■ Data supplied ■
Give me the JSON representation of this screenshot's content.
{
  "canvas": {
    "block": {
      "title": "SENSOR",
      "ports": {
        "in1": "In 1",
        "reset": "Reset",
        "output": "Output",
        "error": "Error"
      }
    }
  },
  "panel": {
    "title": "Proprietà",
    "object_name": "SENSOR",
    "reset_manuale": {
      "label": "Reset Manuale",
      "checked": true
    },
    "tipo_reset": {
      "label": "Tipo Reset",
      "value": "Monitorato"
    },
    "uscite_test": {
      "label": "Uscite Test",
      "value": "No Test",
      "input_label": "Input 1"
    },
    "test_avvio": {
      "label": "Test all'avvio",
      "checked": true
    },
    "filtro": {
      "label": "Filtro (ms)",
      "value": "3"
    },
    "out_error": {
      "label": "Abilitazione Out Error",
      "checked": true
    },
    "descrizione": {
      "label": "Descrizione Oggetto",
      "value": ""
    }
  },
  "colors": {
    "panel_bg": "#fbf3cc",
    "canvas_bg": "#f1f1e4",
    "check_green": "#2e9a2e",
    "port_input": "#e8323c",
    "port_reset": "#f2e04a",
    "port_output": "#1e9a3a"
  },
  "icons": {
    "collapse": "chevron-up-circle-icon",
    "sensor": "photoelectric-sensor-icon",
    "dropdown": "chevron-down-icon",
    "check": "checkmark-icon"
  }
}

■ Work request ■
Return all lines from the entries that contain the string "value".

■ Written response ■
      "value": "Monitorato"
      "value": "No Test",
      "value": "3"
      "value": ""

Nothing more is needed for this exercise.